You have to wonder how far Wayne Rooney’s most recent contractual saga would have stretched. Had van Gaal been in charge at United, it’s likely the England forward would either have been made to stay on the coach’s terms, or he would have been sold.
But van Gaal is a winner. He’s meticulous in his approach to management. He knows exactly what he wants from his players and forces them into his system, rather than adjusting his methods to suit the players in his squad.
The current Netherlands coach is known to prefer the 4-3-3 formation, or a variation of it, seen at Bayern, with each player holding very specific duties on the pitch. What should be said about van Gaal is that he doesn’t allow passengers in his team. He wants defending and teamwork from the front (Luca Toni and Mario Gomez weren’t favoured by the Dutchman while at Bayern), he wants wide players to follow his oft-rigid instructions exactly – and based on his success rate in the past, it’s hard to argue against his methods. Intelligent football comes first.
What United desperately need at this time is a manager who can whip this squad into shape, or a modification on this squad following acquisitions this summer.
Van Gaal is known for having guided both Jose Mourinho and Pep Guardiola in the early stages of their managerial careers, and the model currently in use at Bayern Munich is one that was introduced under the Dutch manager during his tenure from 2009 to 2011.
Does that mean United, if they land van Gaal this summer, are set to strut through next season and beyond with the swagger currently held by those in Bavaria and previously at Barcelona? Not quite. It’s no secret that it takes years of planning to develop a style currently on display at both FCBs. But what is absolutely certain is that van Gaal will make the players at United better, while also improving on the dire displays of much of this season under David Moyes.
Not only does he have a track record of getting the best out of his players, he’s also capable of working miracles, as seen by his Eredivisie triumph with an under-resourced AZ Alkmaar, who were closer to relegation than the title the season before, and, of course, the European Cup success with a youthful but immensely talented Ajax team.
Van Gaal’s success stories with youth in the past will bode well for United’s youngsters.

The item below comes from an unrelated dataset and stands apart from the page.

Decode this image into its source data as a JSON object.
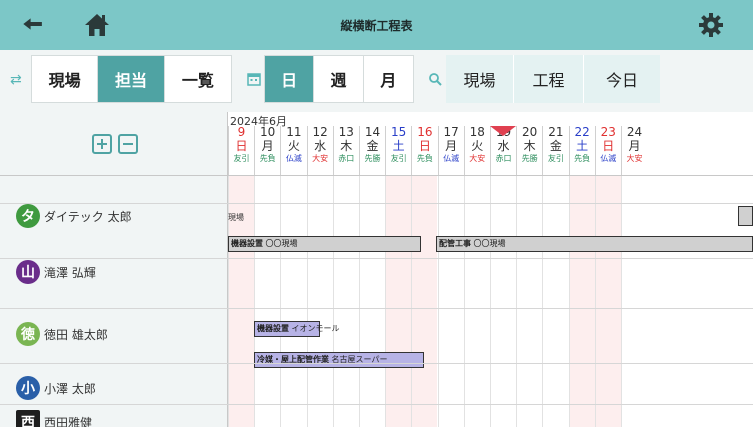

Players like Tom Cleverley may simply be seen as expendable and not good enough. That interview held with The Mirror back in February won’t have helped the United academy graduate, with Cleverley unable to define what exactly his role is in the United midfield. As already mentioned, there are no passengers in van Gaal’s teams.
But it does mean that Phil Jones and Chris Smalling may finally get their careers at United off and running, both in and out of the team since arriving at the club, both suffering from injuries and inconsistency. The talent is there, notably in Jones, and a manager like van Gaal will be invaluable in their development.
Van Gaal isn’t without his shortcomings, though. For all the praise that can be lavished on the veteran coach, there are also concerns about his style that may rumble to the surface if he arrives at United this summer.
The Dutchman rarely leaves a club without first having made at least one enemy. It doesn’t matter if it’s a player, members of the boardroom or the local media. Van Gaal’s approach to management, strictly adhering to his principles, can land in him hot water, too.
What can be noted is the criticism Pep Guardiola has faced following Bayern’s 1-0 loss away to Real Madrid on Wednesday night. The Catalan coach is said to be doing too much to disrupt an effective winning machine, tinkering with a system to suit his own. As evidenced by Wednesday’s loss, it can be detrimental.
Van Gaal has suffered from similar problems in the past. It goes without saying that not every footballer can adjust to every tactical setup, while for those who can, it naturally takes time. Don’t be surprised then if van Gaal arrives at United and isn’t immediately racking up the wins.